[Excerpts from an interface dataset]
***

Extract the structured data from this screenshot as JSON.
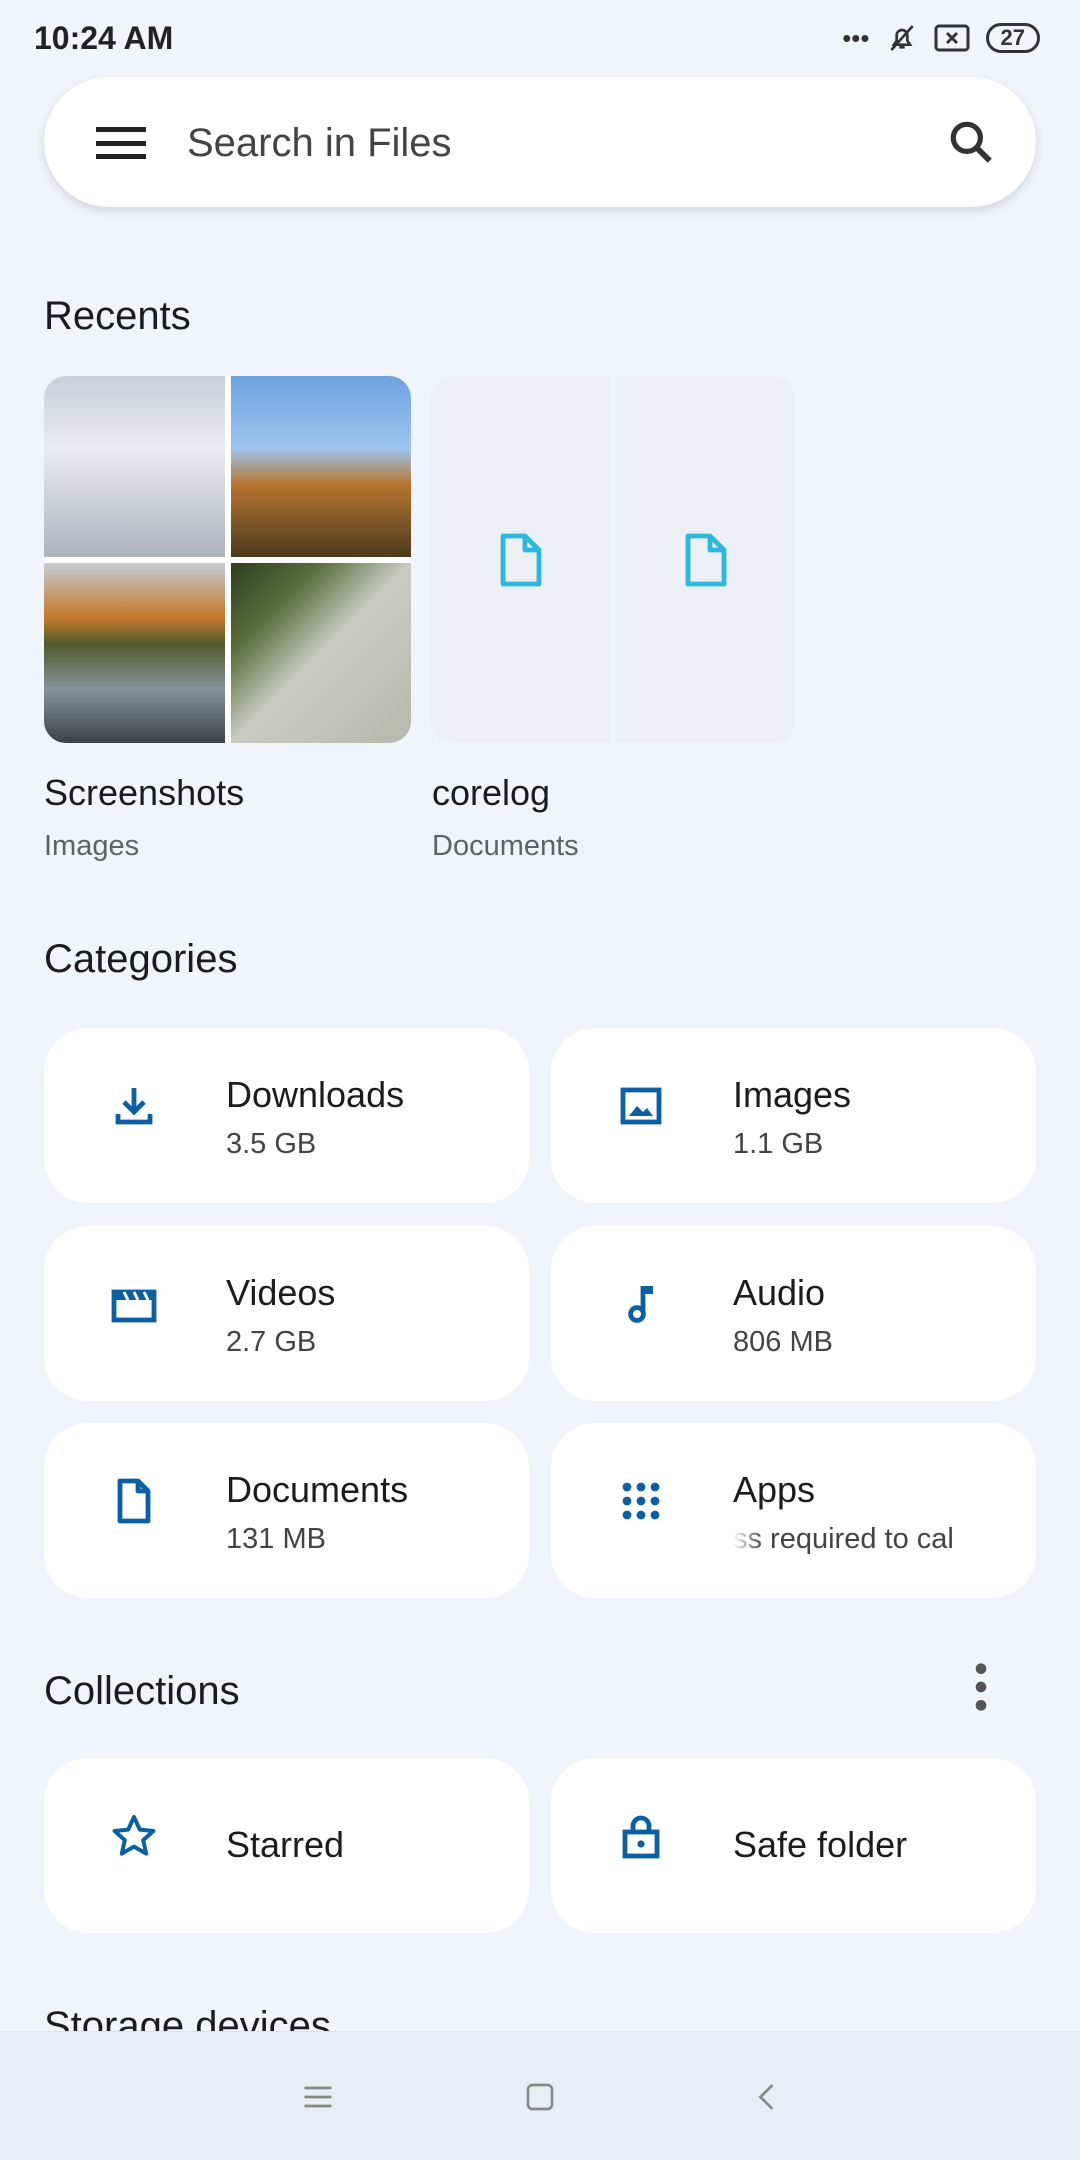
{
  "status_bar": {
    "time": "10:24 AM",
    "battery": "27",
    "icons": [
      "more-dots-icon",
      "bell-off-icon",
      "sim-none-icon",
      "battery-icon"
    ]
  },
  "search": {
    "placeholder": "Search in Files"
  },
  "recents": {
    "title": "Recents",
    "items": [
      {
        "name": "Screenshots",
        "type": "Images"
      },
      {
        "name": "corelog",
        "type": "Documents"
      }
    ]
  },
  "categories": {
    "title": "Categories",
    "items": [
      {
        "label": "Downloads",
        "size": "3.5 GB",
        "icon": "download-icon"
      },
      {
        "label": "Images",
        "size": "1.1 GB",
        "icon": "image-icon"
      },
      {
        "label": "Videos",
        "size": "2.7 GB",
        "icon": "video-icon"
      },
      {
        "label": "Audio",
        "size": "806 MB",
        "icon": "music-note-icon"
      },
      {
        "label": "Documents",
        "size": "131 MB",
        "icon": "document-icon"
      },
      {
        "label": "Apps",
        "size": "ss required to cal",
        "icon": "apps-grid-icon"
      }
    ]
  },
  "collections": {
    "title": "Collections",
    "items": [
      {
        "label": "Starred",
        "icon": "star-icon"
      },
      {
        "label": "Safe folder",
        "icon": "lock-icon"
      }
    ]
  },
  "storage": {
    "title": "Storage devices"
  },
  "accent": "#0b5fa5",
  "doc_icon_color": "#2bb8dc"
}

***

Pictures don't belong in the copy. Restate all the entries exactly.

ANSWER TO THE PROBLEM:
Extract the structured data from this screenshot as JSON.
{
  "status_bar": {
    "time": "10:24 AM",
    "battery": "27",
    "icons": [
      "more-dots-icon",
      "bell-off-icon",
      "sim-none-icon",
      "battery-icon"
    ]
  },
  "search": {
    "placeholder": "Search in Files"
  },
  "recents": {
    "title": "Recents",
    "items": [
      {
        "name": "Screenshots",
        "type": "Images"
      },
      {
        "name": "corelog",
        "type": "Documents"
      }
    ]
  },
  "categories": {
    "title": "Categories",
    "items": [
      {
        "label": "Downloads",
        "size": "3.5 GB",
        "icon": "download-icon"
      },
      {
        "label": "Images",
        "size": "1.1 GB",
        "icon": "image-icon"
      },
      {
        "label": "Videos",
        "size": "2.7 GB",
        "icon": "video-icon"
      },
      {
        "label": "Audio",
        "size": "806 MB",
        "icon": "music-note-icon"
      },
      {
        "label": "Documents",
        "size": "131 MB",
        "icon": "document-icon"
      },
      {
        "label": "Apps",
        "size": "ss required to cal",
        "icon": "apps-grid-icon"
      }
    ]
  },
  "collections": {
    "title": "Collections",
    "items": [
      {
        "label": "Starred",
        "icon": "star-icon"
      },
      {
        "label": "Safe folder",
        "icon": "lock-icon"
      }
    ]
  },
  "storage": {
    "title": "Storage devices"
  },
  "accent": "#0b5fa5",
  "doc_icon_color": "#2bb8dc"
}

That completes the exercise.